Look for the word "Details" in the material below. Copy each line that has it.
=-=-=
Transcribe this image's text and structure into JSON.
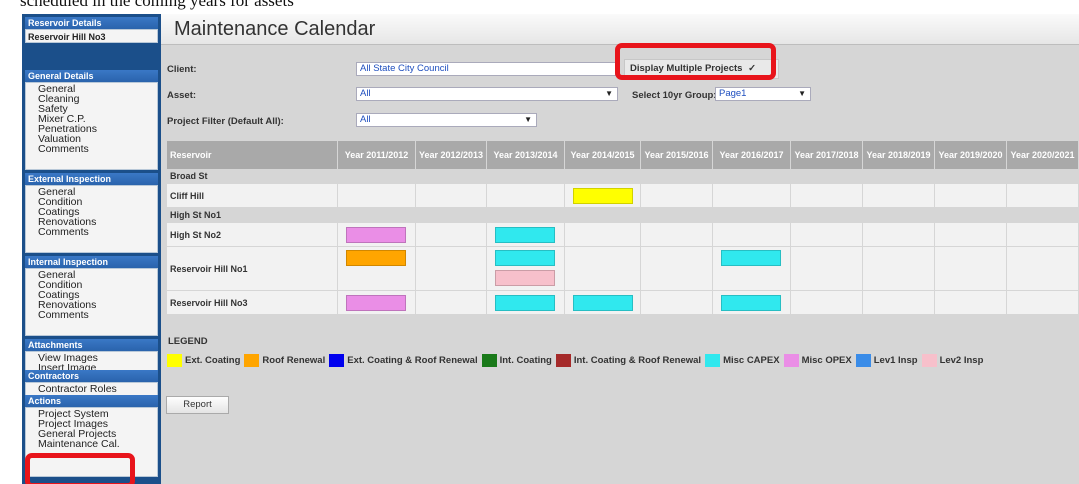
{
  "caption": "scheduled in the coming years for assets",
  "sidebar": {
    "sections": [
      {
        "header": "Reservoir Details",
        "items": [
          "Reservoir Hill No3"
        ],
        "bold": true
      },
      {
        "header": "General Details",
        "items": [
          "General",
          "Cleaning",
          "Safety",
          "Mixer C.P.",
          "Penetrations",
          "Valuation",
          "Comments"
        ]
      },
      {
        "header": "External Inspection",
        "items": [
          "General",
          "Condition",
          "Coatings",
          "Renovations",
          "Comments"
        ]
      },
      {
        "header": "Internal Inspection",
        "items": [
          "General",
          "Condition",
          "Coatings",
          "Renovations",
          "Comments"
        ]
      },
      {
        "header": "Attachments",
        "items": [
          "View Images",
          "Insert Image"
        ]
      },
      {
        "header": "Contractors",
        "items": [
          "Contractor Roles"
        ]
      },
      {
        "header": "Actions",
        "items": [
          "Project System",
          "Project Images",
          "General Projects",
          "Maintenance Cal."
        ]
      }
    ]
  },
  "main": {
    "title": "Maintenance Calendar",
    "client_label": "Client:",
    "client_value": "All State City Council",
    "asset_label": "Asset:",
    "asset_value": "All",
    "project_filter_label": "Project Filter (Default All):",
    "project_filter_value": "All",
    "display_multiple_label": "Display Multiple Projects",
    "display_multiple_checked": "✓",
    "group_label": "Select 10yr Group:",
    "group_value": "Page1",
    "dropdown_arrow": "▼"
  },
  "calendar": {
    "columns": [
      "Reservoir",
      "Year 2011/2012",
      "Year 2012/2013",
      "Year 2013/2014",
      "Year 2014/2015",
      "Year 2015/2016",
      "Year 2016/2017",
      "Year 2017/2018",
      "Year 2018/2019",
      "Year 2019/2020",
      "Year 2020/2021"
    ],
    "groups": [
      {
        "name": "Broad St",
        "rows": [
          {
            "name": "Cliff Hill",
            "bars": [
              {
                "col": 4,
                "color": "#ffff00"
              }
            ]
          }
        ]
      },
      {
        "name": "High St No1",
        "rows": [
          {
            "name": "High St No2",
            "bars": [
              {
                "col": 1,
                "color": "#ea8ee6"
              },
              {
                "col": 3,
                "color": "#30e8ee"
              }
            ]
          },
          {
            "name": "Reservoir Hill No1",
            "tall": true,
            "bars": [
              {
                "col": 1,
                "color": "#ffa500"
              },
              {
                "col": 3,
                "color": "#30e8ee"
              },
              {
                "col": 3,
                "color": "#f7c0cb",
                "stack": 2
              },
              {
                "col": 6,
                "color": "#30e8ee"
              }
            ]
          },
          {
            "name": "Reservoir Hill No3",
            "bars": [
              {
                "col": 1,
                "color": "#ea8ee6"
              },
              {
                "col": 3,
                "color": "#30e8ee"
              },
              {
                "col": 4,
                "color": "#30e8ee"
              },
              {
                "col": 6,
                "color": "#30e8ee"
              }
            ]
          }
        ]
      }
    ]
  },
  "legend": {
    "title": "LEGEND",
    "items": [
      {
        "label": "Ext. Coating",
        "color": "#ffff00"
      },
      {
        "label": "Roof Renewal",
        "color": "#ffa500"
      },
      {
        "label": "Ext. Coating & Roof Renewal",
        "color": "#0000ee"
      },
      {
        "label": "Int. Coating",
        "color": "#1a7a1a"
      },
      {
        "label": "Int. Coating & Roof Renewal",
        "color": "#a52a2a"
      },
      {
        "label": "Misc CAPEX",
        "color": "#30e8ee"
      },
      {
        "label": "Misc OPEX",
        "color": "#ea8ee6"
      },
      {
        "label": "Lev1 Insp",
        "color": "#3a8ce8"
      },
      {
        "label": "Lev2 Insp",
        "color": "#f7c0cb"
      }
    ]
  },
  "report_label": "Report",
  "highlight_color": "#e8141b"
}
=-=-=
#### YOUR RESPONSE
        "header": "Reservoir Details",
        "header": "General Details",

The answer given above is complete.